◆ PROMPT: A copy is needed of each line in the records that has the word "связь".

◆ DATASET EXCERPTS:

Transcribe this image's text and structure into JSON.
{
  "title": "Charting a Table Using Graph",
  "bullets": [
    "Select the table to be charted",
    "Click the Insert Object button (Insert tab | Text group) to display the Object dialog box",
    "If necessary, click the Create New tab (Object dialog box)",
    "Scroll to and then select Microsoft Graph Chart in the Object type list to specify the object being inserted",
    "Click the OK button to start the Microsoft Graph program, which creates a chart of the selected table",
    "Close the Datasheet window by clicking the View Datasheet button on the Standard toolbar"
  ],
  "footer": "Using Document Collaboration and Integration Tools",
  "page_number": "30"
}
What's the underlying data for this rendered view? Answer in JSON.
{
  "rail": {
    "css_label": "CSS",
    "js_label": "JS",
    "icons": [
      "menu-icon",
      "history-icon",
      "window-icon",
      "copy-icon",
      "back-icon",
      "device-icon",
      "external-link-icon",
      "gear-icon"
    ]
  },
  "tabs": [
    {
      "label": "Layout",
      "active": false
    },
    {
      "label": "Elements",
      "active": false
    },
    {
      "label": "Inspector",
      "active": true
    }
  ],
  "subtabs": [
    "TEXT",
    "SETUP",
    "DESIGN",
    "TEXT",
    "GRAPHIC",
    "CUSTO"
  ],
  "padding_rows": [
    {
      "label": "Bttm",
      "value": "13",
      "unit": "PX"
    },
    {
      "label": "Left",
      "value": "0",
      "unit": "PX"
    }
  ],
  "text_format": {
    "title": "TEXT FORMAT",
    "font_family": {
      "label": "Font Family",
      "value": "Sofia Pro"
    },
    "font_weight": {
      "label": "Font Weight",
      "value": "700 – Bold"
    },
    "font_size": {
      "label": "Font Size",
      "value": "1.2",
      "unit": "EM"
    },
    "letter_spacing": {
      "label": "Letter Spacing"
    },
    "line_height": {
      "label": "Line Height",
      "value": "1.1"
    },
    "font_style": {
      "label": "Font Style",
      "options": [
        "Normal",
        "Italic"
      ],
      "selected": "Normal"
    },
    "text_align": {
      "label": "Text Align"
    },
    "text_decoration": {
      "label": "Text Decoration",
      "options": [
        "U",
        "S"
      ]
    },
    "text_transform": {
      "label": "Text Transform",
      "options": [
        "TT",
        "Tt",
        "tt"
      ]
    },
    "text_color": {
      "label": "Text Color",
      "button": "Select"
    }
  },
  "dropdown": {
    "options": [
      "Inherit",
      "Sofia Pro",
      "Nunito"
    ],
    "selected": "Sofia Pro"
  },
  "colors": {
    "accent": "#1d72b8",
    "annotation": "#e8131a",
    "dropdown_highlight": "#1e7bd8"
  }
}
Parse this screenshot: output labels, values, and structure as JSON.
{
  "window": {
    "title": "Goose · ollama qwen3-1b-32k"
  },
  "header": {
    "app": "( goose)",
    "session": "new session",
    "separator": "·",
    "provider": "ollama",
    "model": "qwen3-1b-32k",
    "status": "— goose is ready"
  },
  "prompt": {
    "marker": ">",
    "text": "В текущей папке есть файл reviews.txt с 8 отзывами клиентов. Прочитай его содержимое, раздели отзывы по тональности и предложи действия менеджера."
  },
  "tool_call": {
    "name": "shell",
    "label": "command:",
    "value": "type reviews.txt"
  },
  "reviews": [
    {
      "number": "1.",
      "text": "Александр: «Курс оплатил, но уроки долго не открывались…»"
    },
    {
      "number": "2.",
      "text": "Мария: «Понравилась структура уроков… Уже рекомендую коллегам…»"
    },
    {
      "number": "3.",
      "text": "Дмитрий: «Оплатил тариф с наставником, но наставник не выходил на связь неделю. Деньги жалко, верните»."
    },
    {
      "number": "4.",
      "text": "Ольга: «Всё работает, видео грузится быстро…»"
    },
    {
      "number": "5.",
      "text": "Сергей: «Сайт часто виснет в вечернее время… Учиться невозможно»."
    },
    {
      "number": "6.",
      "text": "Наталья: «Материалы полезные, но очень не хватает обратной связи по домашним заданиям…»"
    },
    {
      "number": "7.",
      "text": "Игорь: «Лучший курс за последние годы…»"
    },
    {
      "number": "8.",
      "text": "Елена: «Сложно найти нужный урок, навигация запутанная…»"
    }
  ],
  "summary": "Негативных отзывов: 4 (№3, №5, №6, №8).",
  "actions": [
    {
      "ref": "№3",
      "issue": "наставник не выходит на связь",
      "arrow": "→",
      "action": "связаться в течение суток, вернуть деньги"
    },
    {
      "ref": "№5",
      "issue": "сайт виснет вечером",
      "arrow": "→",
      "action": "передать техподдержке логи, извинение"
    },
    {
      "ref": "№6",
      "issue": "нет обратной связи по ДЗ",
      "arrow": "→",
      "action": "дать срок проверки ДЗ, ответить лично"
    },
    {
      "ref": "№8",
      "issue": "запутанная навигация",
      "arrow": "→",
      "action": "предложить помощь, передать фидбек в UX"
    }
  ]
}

◆ OUTPUT OF THE TASK:
      "text": "Дмитрий: «Оплатил тариф с наставником, но наставник не выходил на связь неделю. Деньги жалко, верните»."
      "issue": "наставник не выходит на связь",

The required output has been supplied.